Shrike, Southern Gray
Sparrow, House
Sparrow, Spanish
Swallow, Barn
Thrush, Black Bush Robin
Thrush, Rufus Bush Robin
Wader, Common Sandpiper
Wader, Green Sandpiper
Wader, Little Stint
Wader, Ruff
Wader, Wood sandpiper
Wagtail, Gray
Wagtail, Yellow
Warbler, Common Whitethroat
Warbler, Eastern Olivaceous
Warbler, Graceful Prinia
Warbler, Great Reed
Warbler, Upcher's
Wheatear, Isabelline
Wheatear, White Crowned

Sunday, September 2, 2012

Wadi Namar revisited

Lou Regenmorter and I visited Wadi Namar south west of Riyadh early on Friday morning. This is a wadi with almost permanent natural water flow.

The emphasis is on the word almost!  Although the dammed section at the bottom of the wadi held water, further up the valley there were only a few muddy pools. August and September are probably the only time of year when the water runs dry.

The bottom end is heavily landscaped for picnickers and  has too much human disturbance.

All in all, we struggled to have a good birding experience. There were a few highlights though.

juvenile moorhen

Clearly, moorhen manage to thrive in  remaining waters. We saw several juvenile birds and they had yet to adopt the shyness of their parents.

A little bittern was seen at the largest pool up the wadi and a rufous bush robin was near-by. 

There was a strange assortment of birds at a collection of muddy watering holes. 


white-throated kingfisher

A white throated kingfisher was diving into 10cms of water. Presumably it was straying from the species normal local haunt of wadi Hanifah which links up with wadi Namar about 5 kilometres way from where this bird was seen.

A small flock of about 6 green sandpiper were also present along side a couple of little ringed plover. Feral rock pigeon and laughing dove were also present. Two Isabelline wheatear were  near-by.  A resident white crowned wheatear was clearly not happy with these visitors. He aggressively chased away the other wheatears and even had a go the green sandpiper.

grey wagtail

In another close but smaller pool, two grey wagtail were hanging around. Still water is not grey wagtail's preferred habitat but that is what they chose that day.

In the drier areas of the wadi we mostly only saw crested lark and desert lark.

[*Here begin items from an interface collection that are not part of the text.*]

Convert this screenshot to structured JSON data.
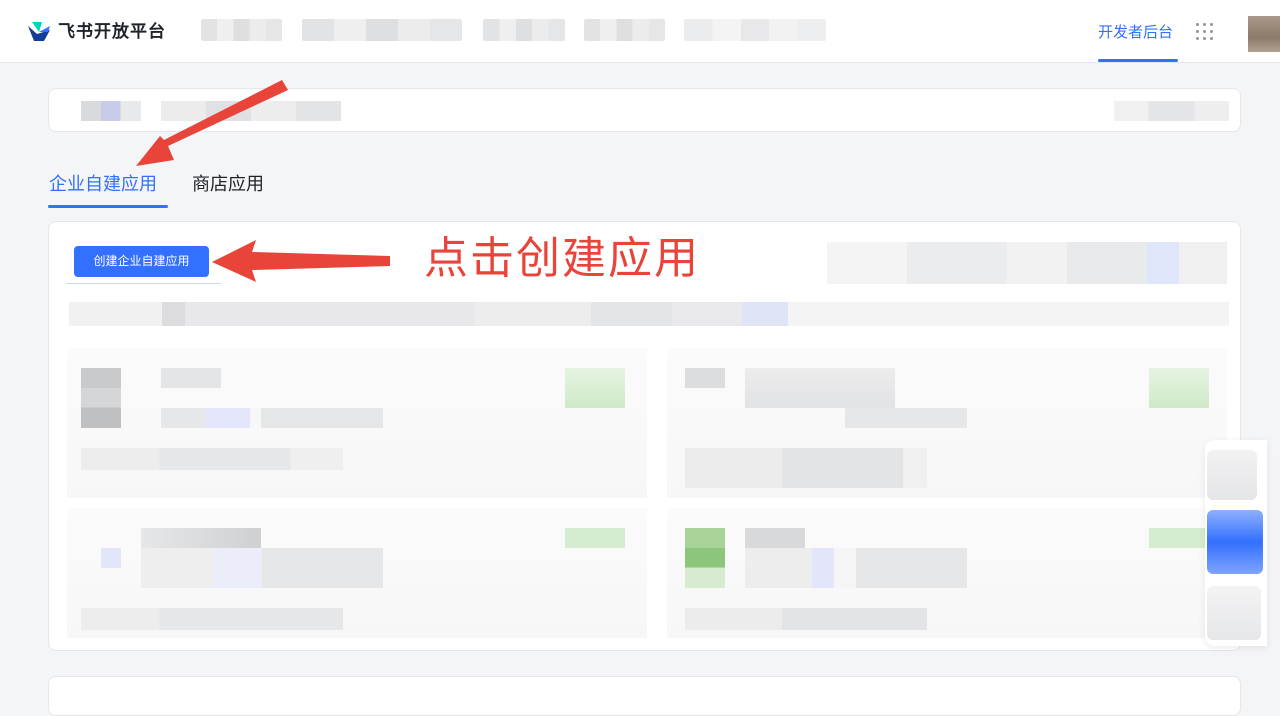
{
  "header": {
    "brand": "飞书开放平台",
    "dev_console": "开发者后台",
    "logo_icon": "feishu-logo-icon",
    "apps_icon": "grid-icon"
  },
  "tabs": {
    "enterprise": "企业自建应用",
    "store": "商店应用"
  },
  "main": {
    "create_button": "创建企业自建应用"
  },
  "annotation": {
    "text": "点击创建应用",
    "color": "#e8443a"
  },
  "colors": {
    "accent": "#3370ff",
    "background": "#f4f5f7"
  }
}
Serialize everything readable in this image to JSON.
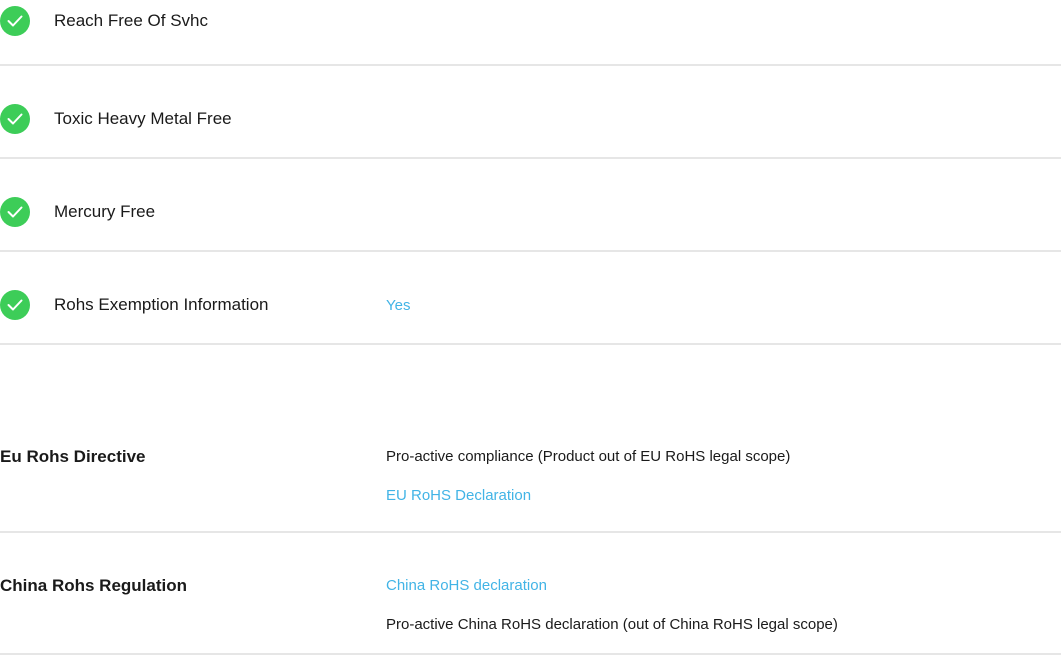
{
  "checks": [
    {
      "label": "Reach Free Of Svhc",
      "icon": "check-circle-icon"
    },
    {
      "label": "Toxic Heavy Metal Free",
      "icon": "check-circle-icon"
    },
    {
      "label": "Mercury Free",
      "icon": "check-circle-icon"
    },
    {
      "label": "Rohs Exemption Information",
      "value": "Yes",
      "icon": "check-circle-icon"
    }
  ],
  "regulations": {
    "eu": {
      "title": "Eu Rohs Directive",
      "text": "Pro-active compliance (Product out of EU RoHS legal scope)",
      "link": "EU RoHS Declaration"
    },
    "china": {
      "title": "China Rohs Regulation",
      "link": "China RoHS declaration",
      "text": "Pro-active China RoHS declaration (out of China RoHS legal scope)"
    }
  },
  "colors": {
    "check_green": "#3dcd58",
    "link_blue": "#42b4e6",
    "divider": "#e6e6e6"
  }
}
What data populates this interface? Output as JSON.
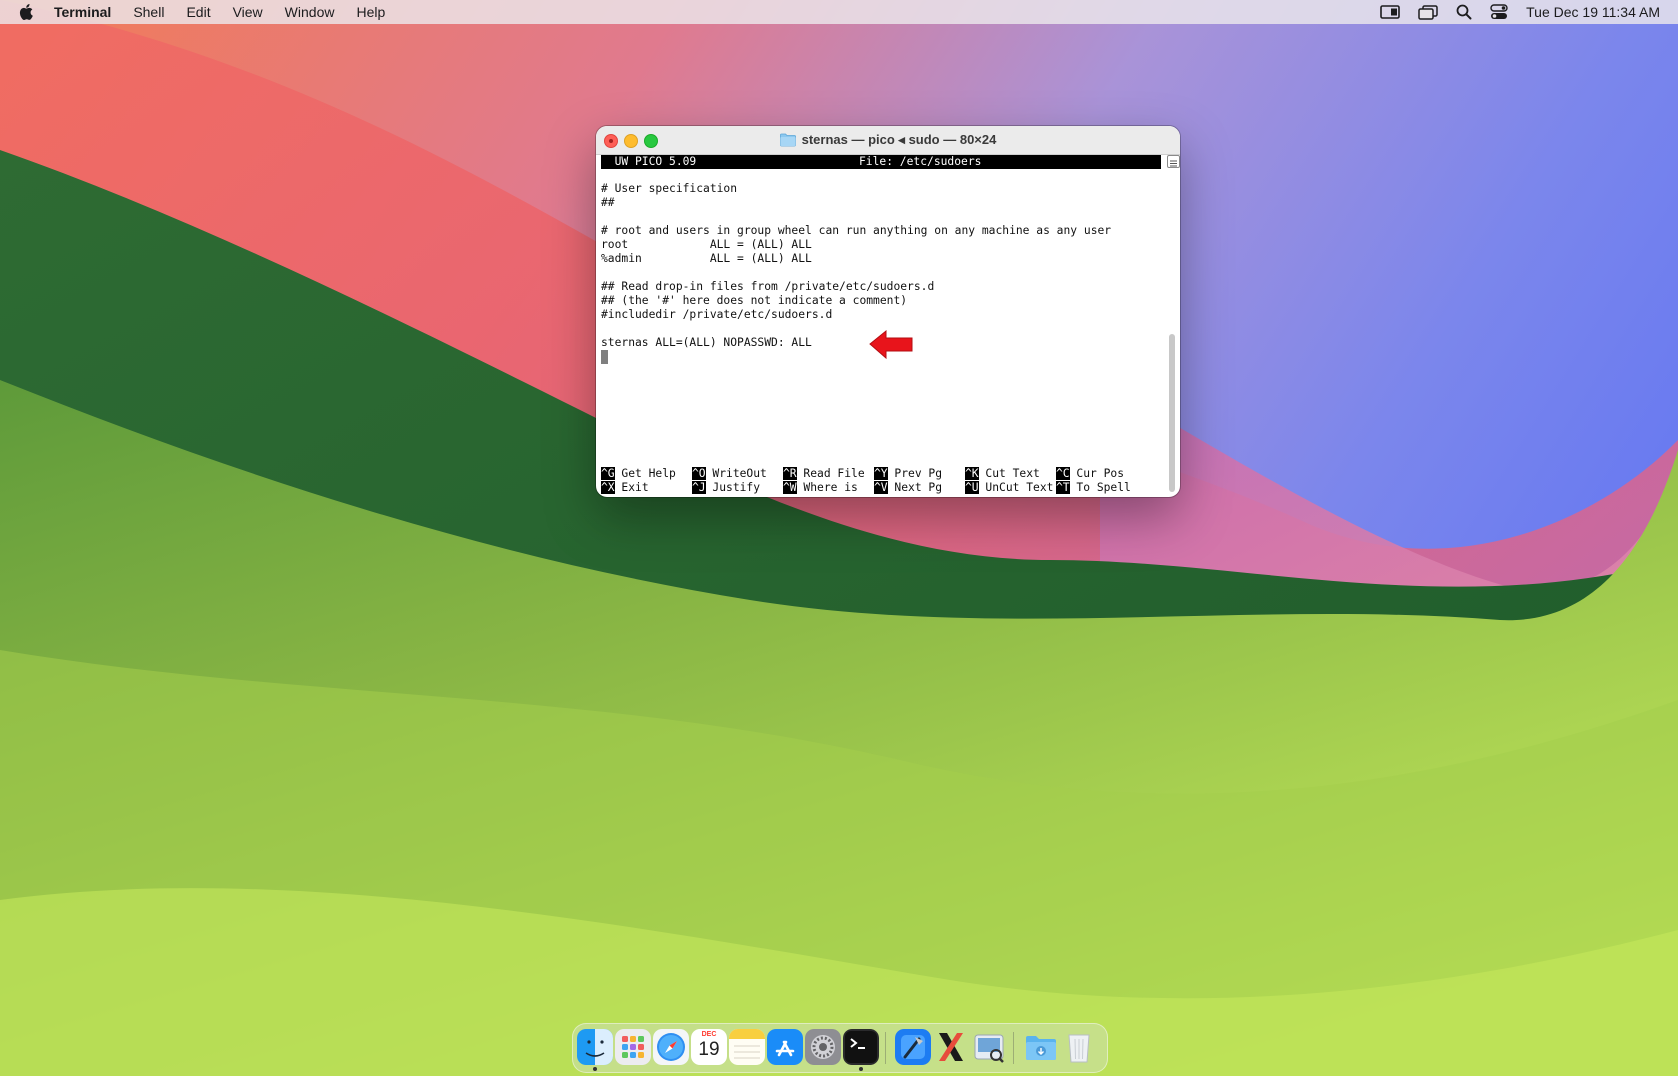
{
  "menubar": {
    "app_name": "Terminal",
    "items": [
      "Shell",
      "Edit",
      "View",
      "Window",
      "Help"
    ],
    "clock": "Tue Dec 19  11:34 AM",
    "status_icons": [
      "screen-mirroring-icon",
      "stage-manager-icon",
      "spotlight-search-icon",
      "control-center-icon"
    ]
  },
  "window": {
    "title": "sternas — pico ◂ sudo — 80×24"
  },
  "pico": {
    "version": "  UW PICO 5.09",
    "file_label": "File: /etc/sudoers",
    "lines": [
      "# User specification",
      "##",
      "",
      "# root and users in group wheel can run anything on any machine as any user",
      "root            ALL = (ALL) ALL",
      "%admin          ALL = (ALL) ALL",
      "",
      "## Read drop-in files from /private/etc/sudoers.d",
      "## (the '#' here does not indicate a comment)",
      "#includedir /private/etc/sudoers.d",
      "",
      "sternas ALL=(ALL) NOPASSWD: ALL"
    ],
    "shortcuts_row1": [
      {
        "key": "^G",
        "label": " Get Help"
      },
      {
        "key": "^O",
        "label": " WriteOut"
      },
      {
        "key": "^R",
        "label": " Read File"
      },
      {
        "key": "^Y",
        "label": " Prev Pg"
      },
      {
        "key": "^K",
        "label": " Cut Text"
      },
      {
        "key": "^C",
        "label": " Cur Pos"
      }
    ],
    "shortcuts_row2": [
      {
        "key": "^X",
        "label": " Exit"
      },
      {
        "key": "^J",
        "label": " Justify"
      },
      {
        "key": "^W",
        "label": " Where is"
      },
      {
        "key": "^V",
        "label": " Next Pg"
      },
      {
        "key": "^U",
        "label": " UnCut Text"
      },
      {
        "key": "^T",
        "label": " To Spell"
      }
    ]
  },
  "dock": {
    "apps": [
      "finder-icon",
      "launchpad-icon",
      "safari-icon",
      "calendar-icon",
      "notes-icon",
      "app-store-icon",
      "system-settings-icon",
      "terminal-icon",
      "xcode-icon",
      "x11-icon",
      "preview-icon",
      "downloads-folder-icon",
      "trash-icon"
    ],
    "calendar_month": "DEC",
    "calendar_day": "19"
  },
  "colors": {
    "annotation_arrow": "#e8141b"
  }
}
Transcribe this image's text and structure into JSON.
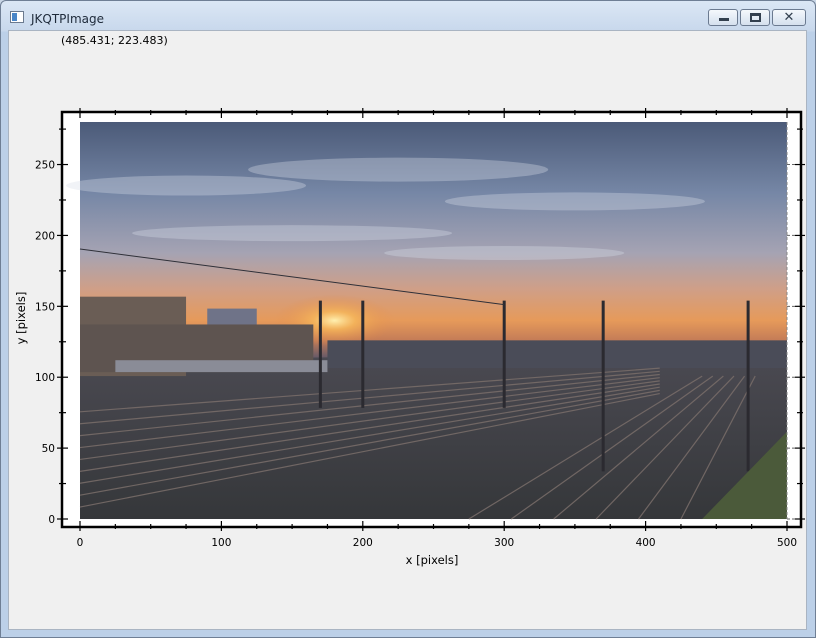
{
  "window": {
    "title": "JKQTPImage"
  },
  "status": {
    "mouse_position": "(485.431; 223.483)"
  },
  "plot": {
    "xlabel": "x [pixels]",
    "ylabel": "y [pixels]",
    "xlim": [
      0,
      500
    ],
    "ylim": [
      0,
      280
    ],
    "x_ticks": [
      "0",
      "100",
      "200",
      "300",
      "400",
      "500"
    ],
    "y_ticks": [
      "0",
      "50",
      "100",
      "150",
      "200",
      "250"
    ],
    "image": {
      "description": "sunset over railway yard",
      "x_range": [
        0,
        500
      ],
      "y_range": [
        0,
        280
      ]
    }
  },
  "icons": {
    "app": "app-window-icon",
    "minimize": "minimize-icon",
    "maximize": "maximize-icon",
    "close": "close-icon"
  },
  "colors": {
    "frame": "#000000",
    "client_bg": "#f0f0f0",
    "titlebar": "#c8d8ec"
  }
}
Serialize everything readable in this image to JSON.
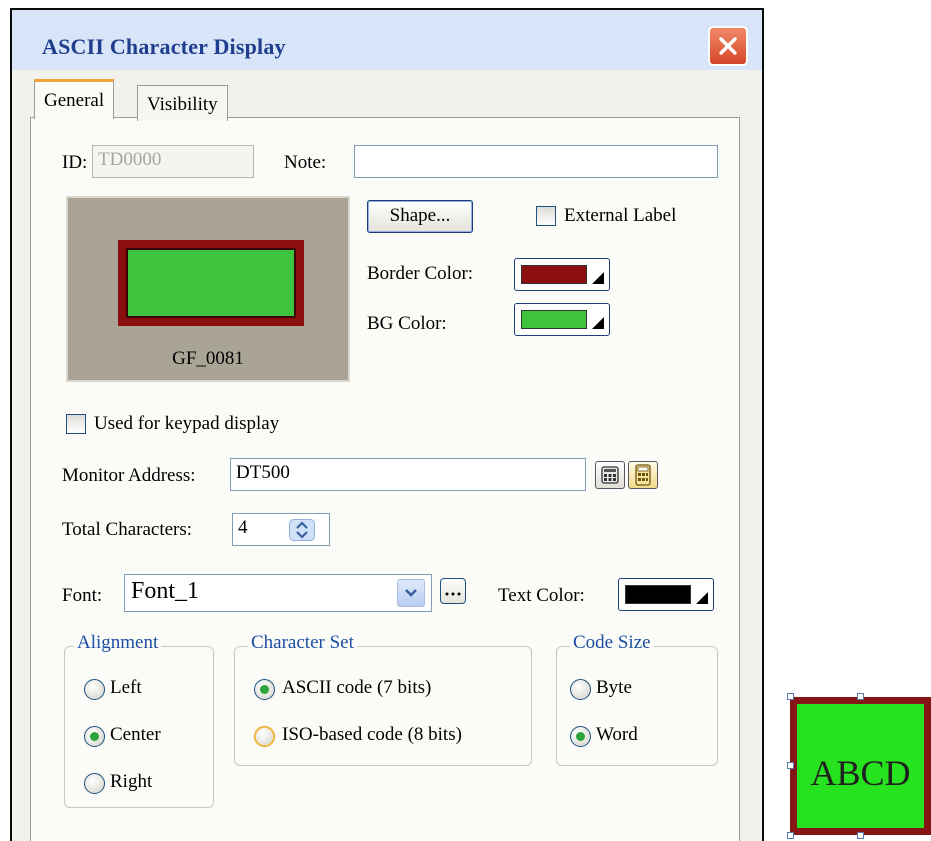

We decided to leave the wadi early but on our way down and out of the wadi we stopped at a green strip down one of the escarpments. We concluded that it had probably been created by a leaky pipe system. what ever the reason for its existence the birding was reasonable here.

The few trees at the bottom of the strip held house sparrow, white spectacled bulbul and white eared bulbul.  This sighting once again proved that wadi Namar is in the overlap zone where the city-based white eared bulbul meet the white spectacled bulbul of the more natural wadis to the south west of the city.

common whitethroat


The green strip also held the only warblers seen on the visit. A single eastern olivaceous warbler scrambled rapidly up the hill side on our approach while a common whitethroat moved only a short distance and gave better views.


second view of common whitethroat

While eastern oliveaceous warbler could be a summer breeder the common whitethroat was certainly a migrant.

After this relative success, we decided there was still time to try our luck at al Hayer before we got roasted by the heat of the day. The next blog reports on what we saw.